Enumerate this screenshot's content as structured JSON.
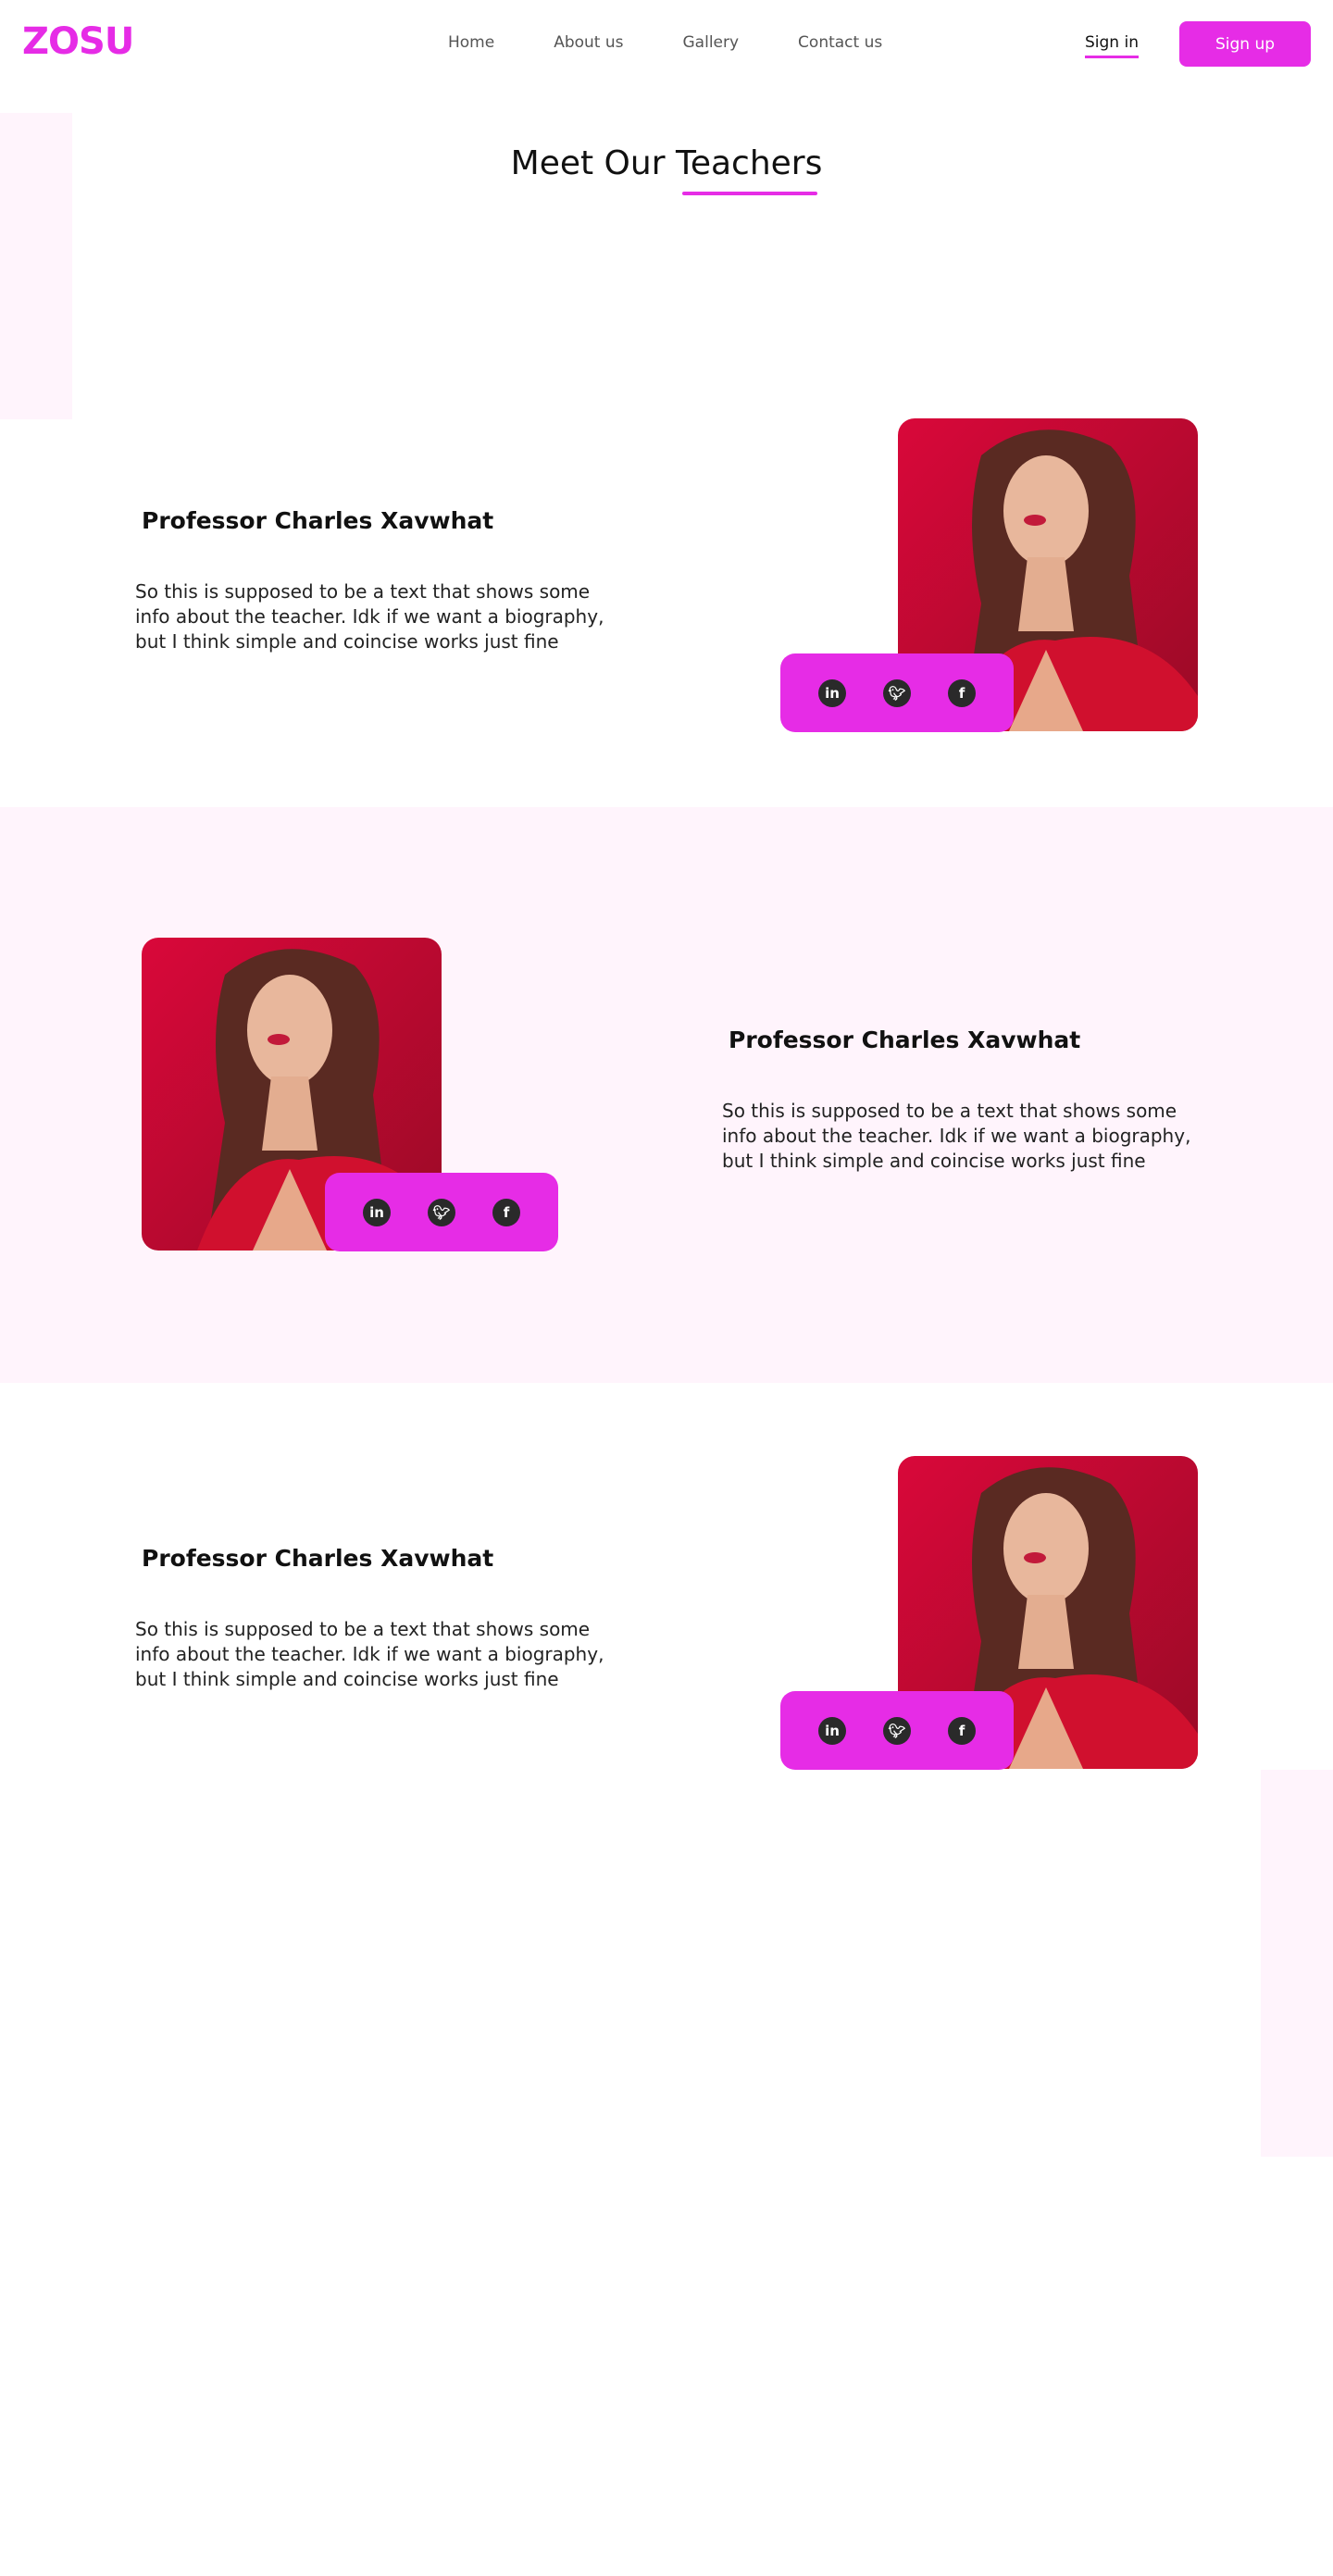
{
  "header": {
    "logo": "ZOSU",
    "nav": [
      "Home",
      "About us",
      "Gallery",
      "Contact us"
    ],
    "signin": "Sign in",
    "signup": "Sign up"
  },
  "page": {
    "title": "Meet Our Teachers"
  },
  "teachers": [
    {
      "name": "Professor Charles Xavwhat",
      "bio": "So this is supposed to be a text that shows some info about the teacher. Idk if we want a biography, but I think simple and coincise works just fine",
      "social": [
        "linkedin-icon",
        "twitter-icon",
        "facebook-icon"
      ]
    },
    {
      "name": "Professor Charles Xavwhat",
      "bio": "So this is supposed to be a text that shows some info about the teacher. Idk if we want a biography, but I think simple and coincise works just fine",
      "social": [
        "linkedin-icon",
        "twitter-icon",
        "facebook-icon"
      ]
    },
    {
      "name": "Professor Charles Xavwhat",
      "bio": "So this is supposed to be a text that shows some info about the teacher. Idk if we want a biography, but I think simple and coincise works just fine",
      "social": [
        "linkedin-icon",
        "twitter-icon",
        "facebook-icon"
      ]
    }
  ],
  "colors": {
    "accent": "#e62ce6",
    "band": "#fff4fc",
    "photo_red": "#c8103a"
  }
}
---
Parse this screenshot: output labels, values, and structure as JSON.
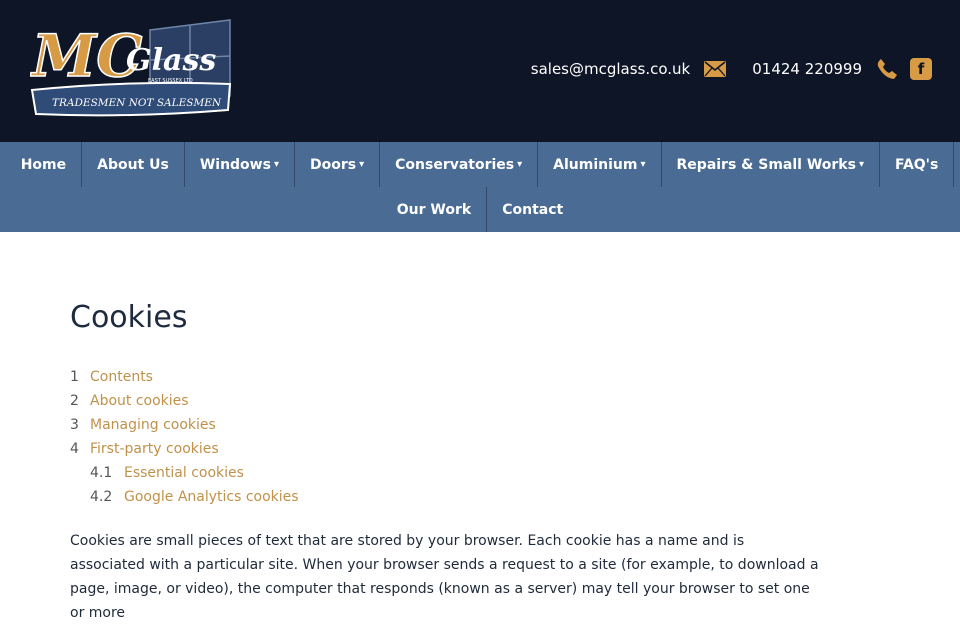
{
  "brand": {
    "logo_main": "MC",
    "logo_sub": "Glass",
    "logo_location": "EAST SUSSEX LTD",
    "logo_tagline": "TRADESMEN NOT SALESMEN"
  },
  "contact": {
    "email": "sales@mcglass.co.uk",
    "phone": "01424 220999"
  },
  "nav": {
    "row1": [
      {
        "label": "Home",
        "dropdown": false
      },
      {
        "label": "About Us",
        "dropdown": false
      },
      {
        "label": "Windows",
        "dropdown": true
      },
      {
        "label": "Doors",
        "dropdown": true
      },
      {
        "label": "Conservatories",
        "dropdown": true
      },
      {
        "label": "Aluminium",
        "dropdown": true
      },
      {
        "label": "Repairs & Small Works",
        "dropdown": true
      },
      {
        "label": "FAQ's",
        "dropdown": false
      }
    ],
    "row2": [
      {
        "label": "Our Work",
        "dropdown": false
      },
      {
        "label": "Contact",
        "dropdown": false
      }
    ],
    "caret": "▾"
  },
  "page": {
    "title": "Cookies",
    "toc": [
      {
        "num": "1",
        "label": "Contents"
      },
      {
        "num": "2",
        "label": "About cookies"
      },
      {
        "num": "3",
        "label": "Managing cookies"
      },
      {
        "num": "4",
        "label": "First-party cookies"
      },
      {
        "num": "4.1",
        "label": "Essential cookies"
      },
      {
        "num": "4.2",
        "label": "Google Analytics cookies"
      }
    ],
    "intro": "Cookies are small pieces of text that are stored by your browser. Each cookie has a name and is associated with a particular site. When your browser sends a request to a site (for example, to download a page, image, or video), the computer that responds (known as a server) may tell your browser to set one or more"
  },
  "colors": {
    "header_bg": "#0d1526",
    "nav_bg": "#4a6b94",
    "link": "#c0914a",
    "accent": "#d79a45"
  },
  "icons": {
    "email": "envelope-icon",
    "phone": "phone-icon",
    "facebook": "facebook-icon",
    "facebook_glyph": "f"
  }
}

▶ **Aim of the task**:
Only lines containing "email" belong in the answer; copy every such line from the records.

▶ **Task solution**:
    "email": "sales@mcglass.co.uk",
    "email": "envelope-icon",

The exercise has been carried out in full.